What is the Difference between a Pure-Sine wave and a Modified-Sine wave with respect to Inverters?  

In this regard, a sine wave or sinusoidal wave is a voltage supply in the form of AC (Alternating Current). In South Africa, a household plug socket supplies a voltage of ±230 Volts AC. Where ‘230’ is the amplitude of the wave.

Figure 1 below represents what a sine wave looks like measured over a period of time.Figure 1: 230V Sine wave.

As depicted in figure 1, the amplitude alternates between +230V and -230V. The frequency of alternation of the supply in South Africa is 50 Hertz, meaning 50 times per second.

How is the voltage from the battery converted to AC?

The voltage supply from a battery connected to a general household inverter will be in the range of 12-24 Volts. However, this voltage is DC (Direct Current) and must be converted to AC in order to run household appliances, hence and Inverter is required.

Figure 2 (a) depicts a general DC voltage of 24 Volts. (b) Follows a square wave created from the DC voltage that switches from positive to negative at specific time intervals.  (c) The square wave is then transformed into a modified sine wave.

Figure 2: a) 24V DC, b) 24V square wave, c) 24V- 3 step modified sine wave.

 

The inverter then amplifies the modified sine wave to 230V allowing compatible home appliances to be powered directly from the inverter.

What is the difference between a Modified Sine Wave and a Pure Sine Wave?

As shown in figure 1, a sine wave is a smooth alternating voltage. Figure 1 in essence is a pure sine wave. But when dealing with inverters the sine waves are not generated by a motor/generator/turbine but rather a DC voltage is modified electronically to produce a sine wave as in figure 2. Therefore manufacturers will refer to the inverters output voltage as a “Modified Sine Wave”. This is more of an estimation of what a sine wave should be.

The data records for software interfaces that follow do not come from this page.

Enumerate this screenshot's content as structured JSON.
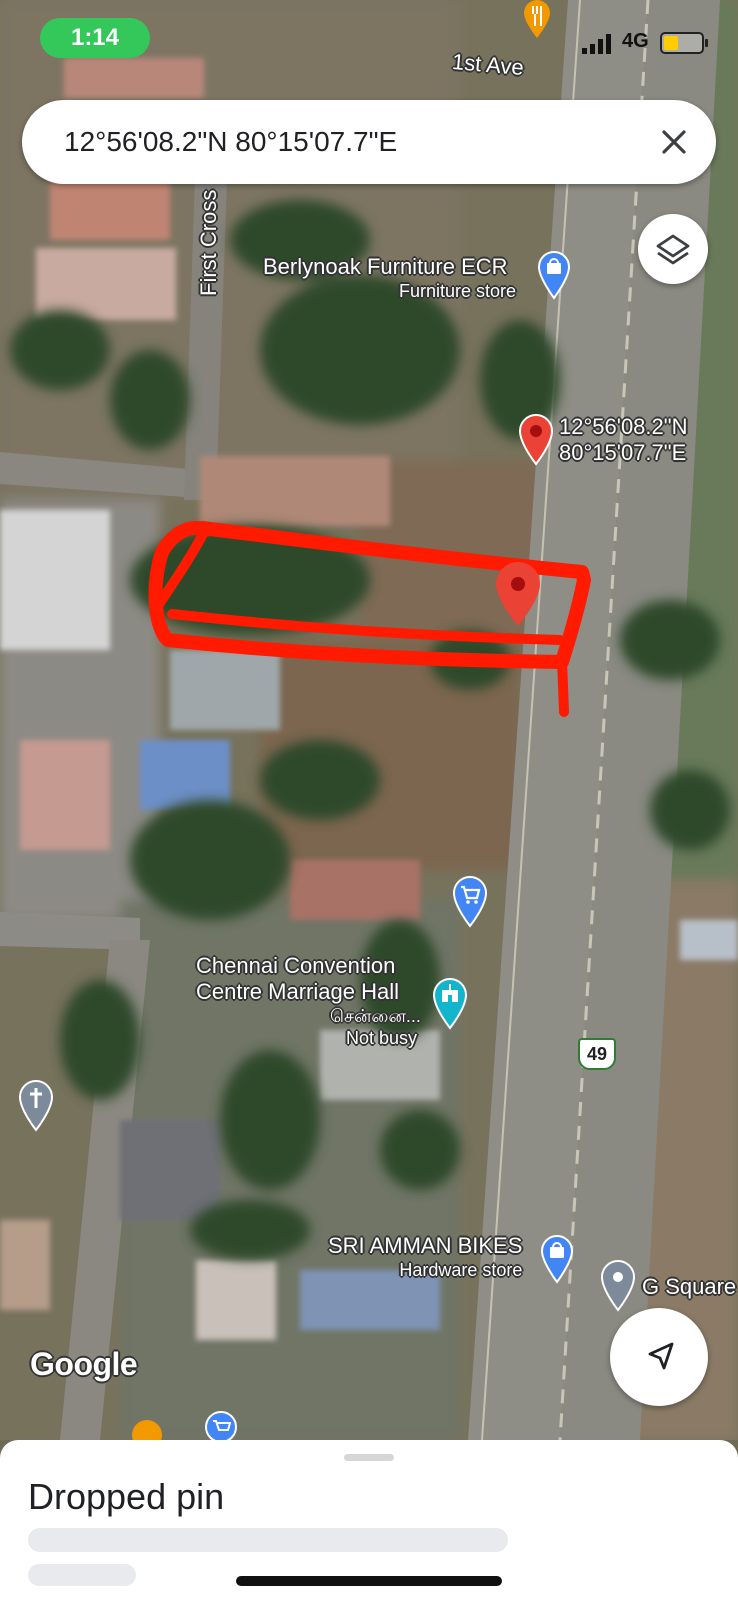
{
  "status_bar": {
    "time": "1:14",
    "network": "4G",
    "battery_level": 0.35
  },
  "search": {
    "value": "12°56'08.2\"N 80°15'07.7\"E"
  },
  "map": {
    "streets": {
      "first_ave": "1st Ave",
      "first_cross": "First Cross"
    },
    "pois": [
      {
        "name": "Berlynoak Furniture ECR",
        "category": "Furniture store",
        "icon": "shopping-bag-icon",
        "color": "#4285f4"
      },
      {
        "name": "Chennai Convention Centre Marriage Hall",
        "name_line1": "Chennai Convention",
        "name_line2": "Centre Marriage Hall",
        "tamil": "சென்னை...",
        "busy": "Not busy",
        "icon": "event-hall-icon",
        "color": "#12b5cb"
      },
      {
        "name": "SRI AMMAN BIKES",
        "category": "Hardware store",
        "icon": "shopping-bag-icon",
        "color": "#4285f4"
      },
      {
        "name": "G Square",
        "icon": "place-icon",
        "color": "#7c8a9a"
      }
    ],
    "pin_label_line1": "12°56'08.2\"N",
    "pin_label_line2": "80°15'07.7\"E",
    "highway_shield": "49",
    "logo": "Google"
  },
  "sheet": {
    "title": "Dropped pin"
  },
  "colors": {
    "pin_red": "#ea4335",
    "annotation_red": "#ff1a00",
    "status_green": "#34c759"
  }
}
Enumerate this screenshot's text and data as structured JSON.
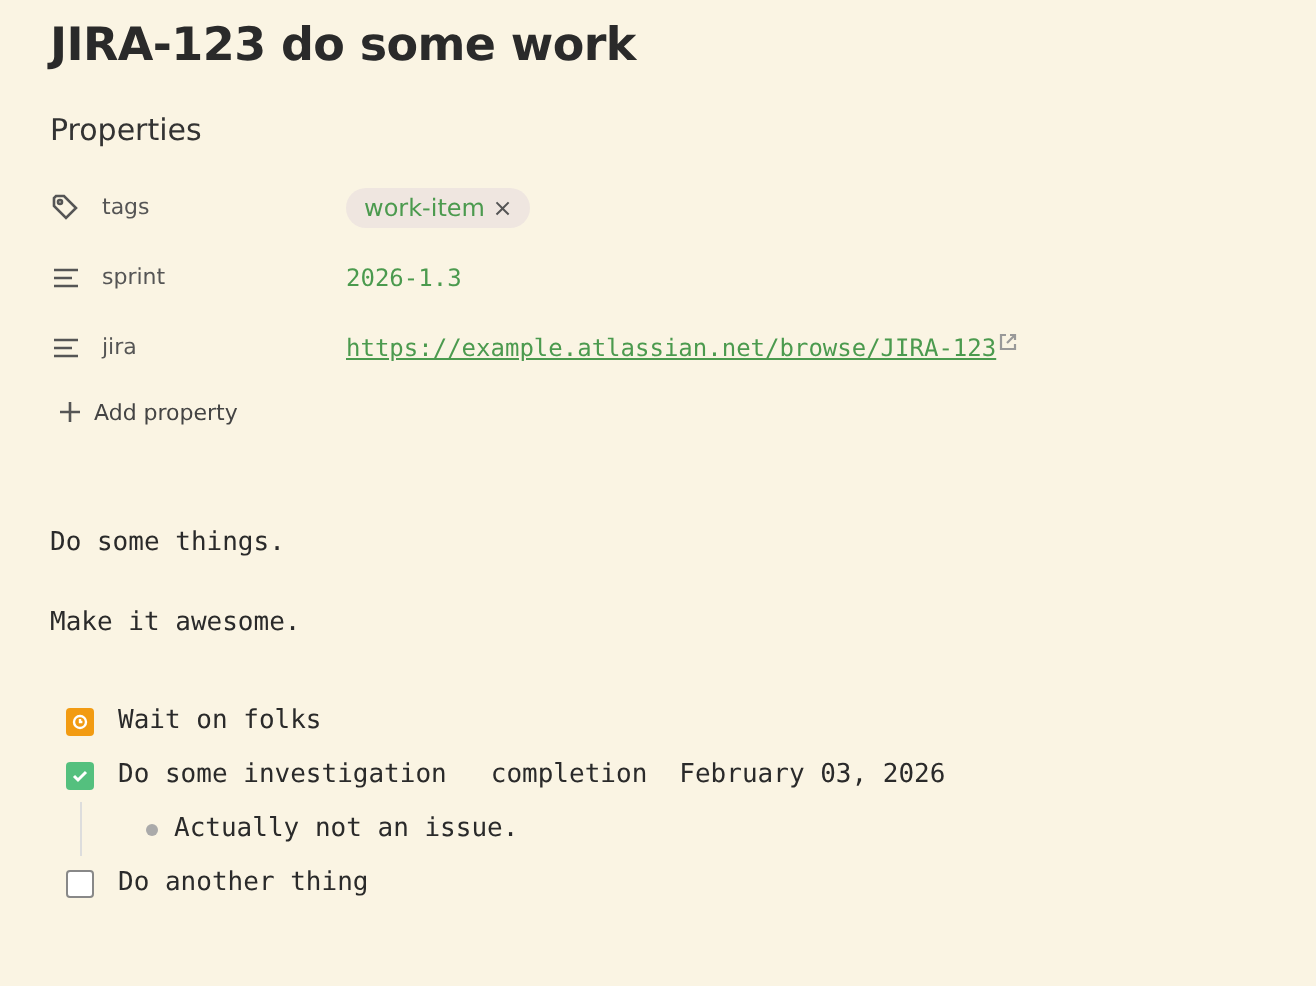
{
  "title": "JIRA-123 do some work",
  "properties": {
    "heading": "Properties",
    "items": [
      {
        "kind": "tags",
        "label": "tags",
        "tags": [
          "work-item"
        ],
        "remove": "×"
      },
      {
        "kind": "text",
        "label": "sprint",
        "value": "2026-1.3"
      },
      {
        "kind": "link",
        "label": "jira",
        "value": "https://example.atlassian.net/browse/JIRA-123"
      }
    ],
    "add": "Add property"
  },
  "paragraphs": [
    "Do some things.",
    "Make it awesome."
  ],
  "tasks": [
    {
      "kind": "waiting",
      "text": "Wait on folks"
    },
    {
      "kind": "task",
      "checked": true,
      "text": "Do some investigation",
      "meta_label": "completion",
      "meta_value": "February 03, 2026",
      "children": [
        "Actually not an issue."
      ]
    },
    {
      "kind": "task",
      "checked": false,
      "text": "Do another thing"
    }
  ]
}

However, some manufacturers distinguish their inverters that produce much less distortion than the wave shown in figure 2 (c) by calling it a ‘Pure sine wave inverter’. I.e. more steps are used between the positive and negative alternation. The more steps used, the smoother the signal and the more ‘pure’ the wave appears to be. However the more steps involved, the more complex the inverter will be and hence more expensive.

Figure 3 shows a comparison of a sine wave , a simple modified sine wave and a pure sine wave that some complex inverters are capable of.

Figure 3: Overlay of a Sine wave, Modified Sine wave and Pure Sine wave.

For general household appliances such as a TV, PC, lights, etc… a modified sine wave is perfectly suitable.

What devices will not operate on a Modified Sine Wave?

Any appliances resistive in nature (e.g light bulb) or use a switch mode power supply (e.g motor) will run on a modified sine wave.

Devices with a built in clock that derive their time from the incoming frequencies may not function correctly. The function that provides the switching can be triggered at the steps instead of at the zero crossover point. This applies to biomedical devices that are used to monitor heart rate and oxygen cylinders.

Some cheaply made power supplies may also not function correctly. This will present itself in the charger heating up beyond its normal operating temperature.

A device called a line conditioner can be used between the output of the inverter and the non-operational device if needed. A line conditioner or power conditioner provides a “clean” AC power to sensitive electrical equipment [2]. This is an additional device that is separate from the inverter. Currently Switchman Products does not supply line conditioners.

For more information on Inverters and change over panels, please contact joshb@switchman.com